## [The task]
A single figure is expected: how many lines of the data that follows contain the word "background".

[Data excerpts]
────────────────

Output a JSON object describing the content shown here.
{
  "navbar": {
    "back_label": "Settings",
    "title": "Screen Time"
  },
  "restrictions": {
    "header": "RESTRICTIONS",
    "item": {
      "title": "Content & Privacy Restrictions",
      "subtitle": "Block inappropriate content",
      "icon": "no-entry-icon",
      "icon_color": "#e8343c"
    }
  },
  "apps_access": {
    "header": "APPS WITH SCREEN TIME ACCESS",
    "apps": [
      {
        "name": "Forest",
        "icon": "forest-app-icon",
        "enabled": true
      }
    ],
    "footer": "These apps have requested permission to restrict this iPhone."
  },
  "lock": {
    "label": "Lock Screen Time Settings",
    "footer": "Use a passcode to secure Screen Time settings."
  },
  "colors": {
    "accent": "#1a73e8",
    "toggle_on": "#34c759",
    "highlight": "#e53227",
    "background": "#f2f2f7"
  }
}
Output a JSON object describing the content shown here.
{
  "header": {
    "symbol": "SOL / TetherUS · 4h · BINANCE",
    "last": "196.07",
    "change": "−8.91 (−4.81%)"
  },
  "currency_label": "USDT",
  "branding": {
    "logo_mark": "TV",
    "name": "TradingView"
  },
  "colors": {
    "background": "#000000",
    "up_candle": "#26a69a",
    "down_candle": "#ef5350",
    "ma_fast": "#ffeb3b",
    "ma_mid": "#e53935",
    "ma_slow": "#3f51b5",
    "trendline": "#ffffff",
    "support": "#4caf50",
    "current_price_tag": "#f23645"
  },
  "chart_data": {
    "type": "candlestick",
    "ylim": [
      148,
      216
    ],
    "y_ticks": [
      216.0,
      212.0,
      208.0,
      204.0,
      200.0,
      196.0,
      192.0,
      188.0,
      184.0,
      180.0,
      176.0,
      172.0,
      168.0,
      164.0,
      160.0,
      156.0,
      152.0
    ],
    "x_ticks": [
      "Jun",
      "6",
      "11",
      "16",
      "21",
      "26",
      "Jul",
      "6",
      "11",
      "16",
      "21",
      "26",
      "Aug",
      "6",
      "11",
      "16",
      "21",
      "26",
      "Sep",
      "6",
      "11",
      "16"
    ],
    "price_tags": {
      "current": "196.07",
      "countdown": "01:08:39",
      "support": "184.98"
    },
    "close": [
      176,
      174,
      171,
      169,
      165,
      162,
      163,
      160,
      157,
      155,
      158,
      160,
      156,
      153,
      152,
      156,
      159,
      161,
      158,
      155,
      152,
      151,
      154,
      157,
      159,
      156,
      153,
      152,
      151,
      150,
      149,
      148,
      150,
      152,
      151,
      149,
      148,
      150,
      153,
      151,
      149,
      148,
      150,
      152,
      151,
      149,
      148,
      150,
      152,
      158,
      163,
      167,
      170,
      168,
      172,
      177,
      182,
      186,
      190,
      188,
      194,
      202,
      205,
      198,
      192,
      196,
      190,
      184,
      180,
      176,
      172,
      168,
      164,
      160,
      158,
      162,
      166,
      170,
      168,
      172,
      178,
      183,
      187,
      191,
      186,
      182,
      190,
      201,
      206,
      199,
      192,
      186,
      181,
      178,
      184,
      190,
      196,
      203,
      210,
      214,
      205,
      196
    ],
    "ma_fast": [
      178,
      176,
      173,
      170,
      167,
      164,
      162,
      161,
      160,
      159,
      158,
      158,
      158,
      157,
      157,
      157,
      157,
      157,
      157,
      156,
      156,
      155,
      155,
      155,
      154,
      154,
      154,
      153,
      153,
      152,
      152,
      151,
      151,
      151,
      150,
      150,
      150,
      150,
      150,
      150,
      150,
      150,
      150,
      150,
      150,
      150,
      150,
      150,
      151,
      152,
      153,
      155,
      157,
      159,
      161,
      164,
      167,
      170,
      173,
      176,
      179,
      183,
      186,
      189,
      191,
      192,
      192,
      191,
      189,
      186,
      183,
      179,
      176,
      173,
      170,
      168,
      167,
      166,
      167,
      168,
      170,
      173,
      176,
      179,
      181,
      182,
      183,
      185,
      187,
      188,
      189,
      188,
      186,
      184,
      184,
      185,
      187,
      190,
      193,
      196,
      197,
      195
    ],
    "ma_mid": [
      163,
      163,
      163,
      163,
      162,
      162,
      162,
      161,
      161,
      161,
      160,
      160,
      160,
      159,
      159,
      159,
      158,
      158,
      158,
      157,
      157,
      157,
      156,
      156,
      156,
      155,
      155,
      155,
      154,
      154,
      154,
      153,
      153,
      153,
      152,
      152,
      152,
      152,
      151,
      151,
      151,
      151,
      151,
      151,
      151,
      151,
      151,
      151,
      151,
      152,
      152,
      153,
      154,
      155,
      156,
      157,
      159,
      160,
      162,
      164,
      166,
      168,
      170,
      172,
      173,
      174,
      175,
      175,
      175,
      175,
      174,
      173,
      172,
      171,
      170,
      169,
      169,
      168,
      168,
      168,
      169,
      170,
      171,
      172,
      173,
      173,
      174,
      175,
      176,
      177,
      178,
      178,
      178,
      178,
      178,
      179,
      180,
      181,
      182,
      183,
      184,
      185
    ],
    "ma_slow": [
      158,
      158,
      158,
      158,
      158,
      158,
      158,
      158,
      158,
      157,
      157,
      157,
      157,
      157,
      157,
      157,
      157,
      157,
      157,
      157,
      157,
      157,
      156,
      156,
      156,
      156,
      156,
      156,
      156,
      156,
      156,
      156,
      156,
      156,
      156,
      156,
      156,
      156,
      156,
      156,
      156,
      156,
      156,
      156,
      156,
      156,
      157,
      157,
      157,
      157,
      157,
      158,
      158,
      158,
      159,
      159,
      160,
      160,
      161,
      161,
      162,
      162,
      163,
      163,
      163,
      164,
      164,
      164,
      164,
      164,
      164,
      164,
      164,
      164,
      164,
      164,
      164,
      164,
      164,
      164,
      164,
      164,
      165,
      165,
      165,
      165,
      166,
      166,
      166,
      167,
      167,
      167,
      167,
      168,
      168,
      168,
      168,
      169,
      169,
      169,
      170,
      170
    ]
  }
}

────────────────

## [Solution below]
2